Copyright 2005 - On August 11, 2005, the National Horse Show Commission, represented by David Landrum, Lonnie Messick, and Jerrold Pedigo, attended a meeting with the United States Department of Agricultural, who was represented by Dr. Chester Gipson, Dr. Allan Hogue, and Dr. Todd Behre. The meeting was requested by the NHSC and was held at USDA offices in Riverdale, Maryland, (just outside of Washington, D.C.).

The purpose of the meeting was to address ongoing issues, related to the Horse Protection Act, that affect the NHSC and the Walking Horse Industry. Four main topics were discussed. They are as follows:

  1. Technology
  2. Federal cases against individuals who have already had their violations processed by the governing HIO.
  3. Scar rule
  4. USDA’s relationship with the NHSC and those that represent the NHSC.

Upon addressing each topic listed above, many questions and sub-parts of each topic were discussed. A brief summary follows.

As to Technology, the USDA expressed their desire to explore various techniques that will lead the inspection process to be more of a science than an individual interpretation. The Gas Chromatography, the Algometer, and the Thermal Vision machines are all being reviewed and studied to determine their usefulness in enforcing the HPA.

As to the Electronic Sensor Technology’s Z-Nose (Sniffer), the USDA has been gathering swabs from horses at random, at various shows across the nation, that are affiliated with various Horse Industry Organizations, (HIO). The USDA has come to no conclusion regarding the future use of any of these technologies as an enforcement tool at this time. Much more research, analyzing, and eventual conclusions must be reached before they would be proposed for enforcement. It is the NHSC’s intent to participate in the research and conclusions of these devices as to their use and application in this industry.

As to item number 2 above, there are a few individuals who have recently received notice of a federal charge being brought by the USDA against them related to a violation that has already been processed by the governing HIO. It was requested that the USDA investigate the possible “double jeopardy” that was taking place and to take steps to correct the improper action. It was further requested that if the USDA, at any time in the future, should have reason to question that the appropriate hearing process and or penalties were properly conducted and/or given, then we would welcome their inquiries into any case and will provide the necessary information and evidence to the USDA that will verify that each and every case was handled per the Operating Plan.

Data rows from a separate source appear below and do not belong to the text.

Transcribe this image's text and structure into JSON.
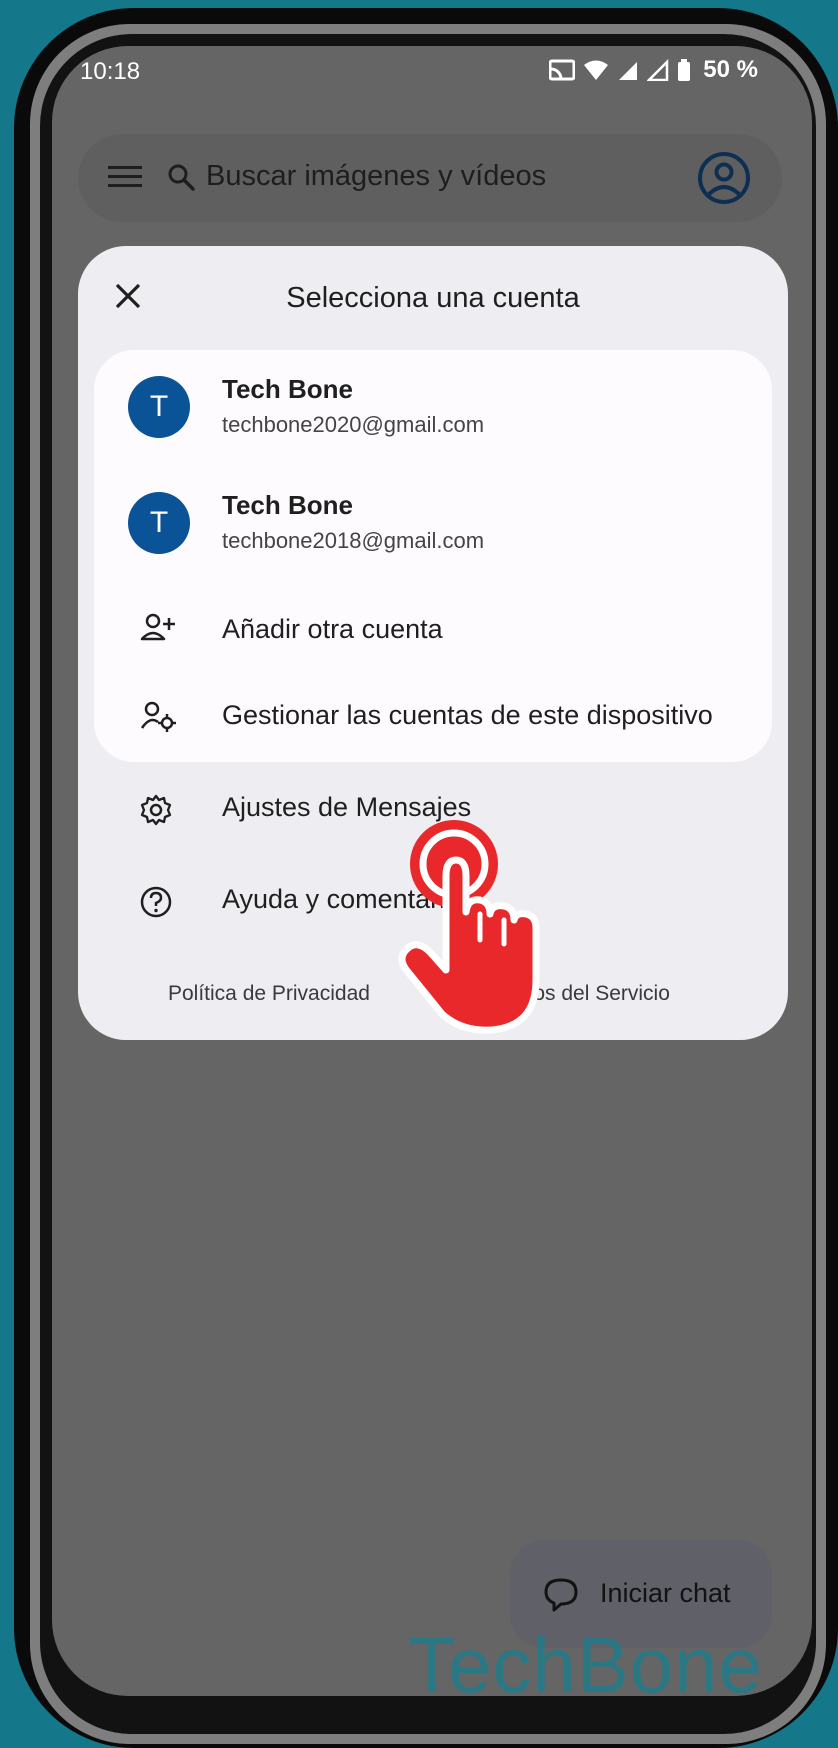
{
  "status_bar": {
    "time": "10:18",
    "battery": "50 %"
  },
  "search": {
    "placeholder": "Buscar imágenes y vídeos"
  },
  "dialog": {
    "title": "Selecciona una cuenta",
    "accounts": [
      {
        "initial": "T",
        "name": "Tech Bone",
        "email": "techbone2020@gmail.com"
      },
      {
        "initial": "T",
        "name": "Tech Bone",
        "email": "techbone2018@gmail.com"
      }
    ],
    "add_account": "Añadir otra cuenta",
    "manage_accounts": "Gestionar las cuentas de este dispositivo",
    "settings": "Ajustes de Mensajes",
    "help": "Ayuda y comentarios",
    "privacy": "Política de Privacidad",
    "terms": "Términos del Servicio"
  },
  "fab": {
    "label": "Iniciar chat"
  },
  "watermark": "TechBone",
  "colors": {
    "background": "#14788a",
    "avatar": "#0a5396",
    "tap_indicator": "#e8282b"
  },
  "icons": [
    "menu-icon",
    "search-icon",
    "account-circle-icon",
    "close-icon",
    "person-add-icon",
    "manage-accounts-icon",
    "gear-icon",
    "help-icon",
    "chat-icon",
    "tap-hand-icon"
  ]
}
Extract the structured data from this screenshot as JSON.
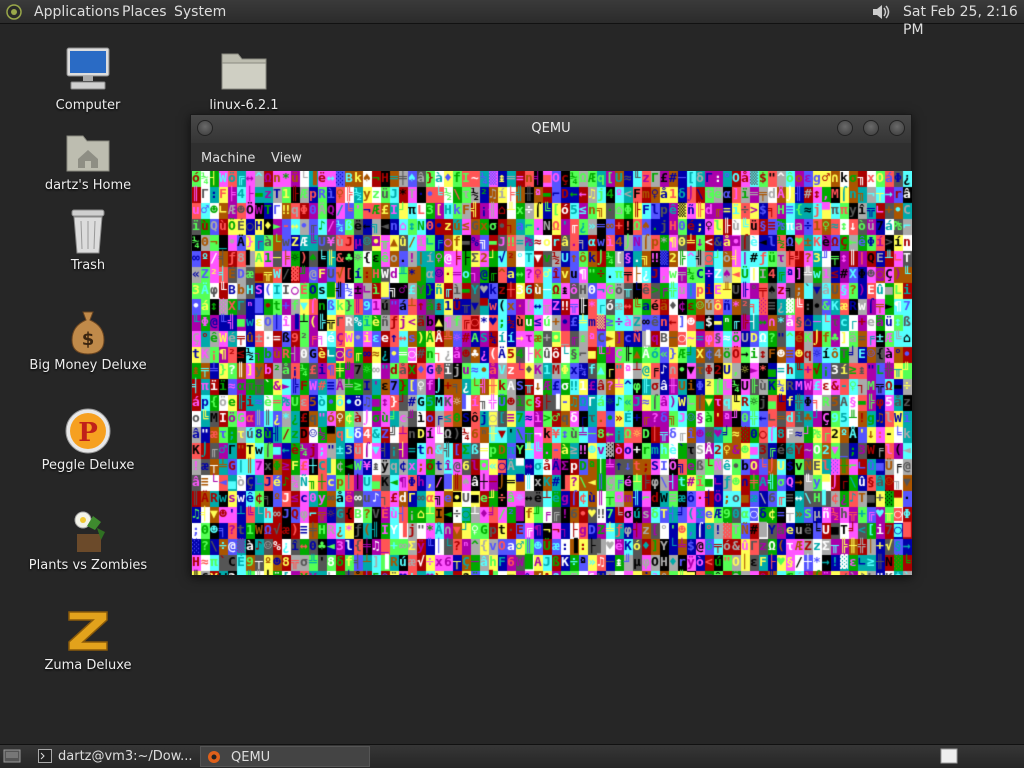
{
  "top_panel": {
    "menus": [
      "Applications",
      "Places",
      "System"
    ],
    "clock": "Sat Feb 25,  2:16 PM",
    "volume_icon": "speaker-icon"
  },
  "desktop": {
    "icons": [
      {
        "label": "Computer",
        "icon": "computer-icon"
      },
      {
        "label": "dartz's Home",
        "icon": "home-folder-icon"
      },
      {
        "label": "Trash",
        "icon": "trash-icon"
      },
      {
        "label": "Big Money Deluxe",
        "icon": "money-bag-icon"
      },
      {
        "label": "Peggle Deluxe",
        "icon": "peggle-icon"
      },
      {
        "label": "Plants vs Zombies",
        "icon": "plants-vs-zombies-icon"
      },
      {
        "label": "Zuma Deluxe",
        "icon": "zuma-icon"
      },
      {
        "label": "linux-6.2.1",
        "icon": "folder-icon"
      }
    ]
  },
  "qemu": {
    "title": "QEMU",
    "menus": [
      "Machine",
      "View"
    ],
    "screen_content": "garbled-text-mode-display"
  },
  "taskbar": {
    "tasks": [
      {
        "label": "dartz@vm3:~/Dow...",
        "icon": "terminal-icon",
        "active": false
      },
      {
        "label": "QEMU",
        "icon": "qemu-icon",
        "active": true
      }
    ],
    "show_desktop_icon": "show-desktop-icon",
    "workspace_icon": "workspace-switcher-icon"
  },
  "colors": {
    "desktop_bg": "#262626",
    "panel_bg": "#333333"
  }
}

In regards to the Scar Rule, it was presented to the USDA that much concern existed throughout the Industry as to the consistency of findings as it relates to this issue. As to each and every entry the USDA might come to inspect, they were encouraged to evaluate each entry with the objective, that to be determined out of compliance, an entry must be one that the inspecting VMO, in all fairness, would conclude that 100% of his VMO colleagues, upon an independent inspection, would agree with his or her findings. For inspections to be fair and equitable, the findings must be consistently repeatable by other independent inspectors, who are similarly trained and educated. It was noted that the current method of joint training between the USDA’s, VMO’s, and the HIO’s DQPs should result in a consistent agreement regarding any inspection, thus providing credibility to the Industry for both the USDA and the NHSC.

As to item number 4, the NHSC realizes the importance and value of good communications between the NHSC and the USDA. It was pointed out that the NHSC desired to work closely with the USDA and requested that the Department inform the NHSC of any and all conflicts that may exist now or in the future with any of the NHSC’s representatives. The USDA did not report that any conflicts existed now or in the past. The NHSC representatives pointed out that it is very important that the NHSC work in partnership with the USDA and be consistent in our enforcement. The NHSC is committed to fair and equitable enforcement of the Horse Protection Act. 

The subjects were discussed at length and in great detail during the almost three-hour meeting. We hope and believe that the meeting was very productive for both sides.

Finally, we wish to thank the many owners, exhibitors, trainers, and show managers who have placed their confidence in the NHSC. We will strive to provide the best service possible for the Walking Horse Industry.


Jerrold Don Pedigo, Chairman

National Horse Show Commission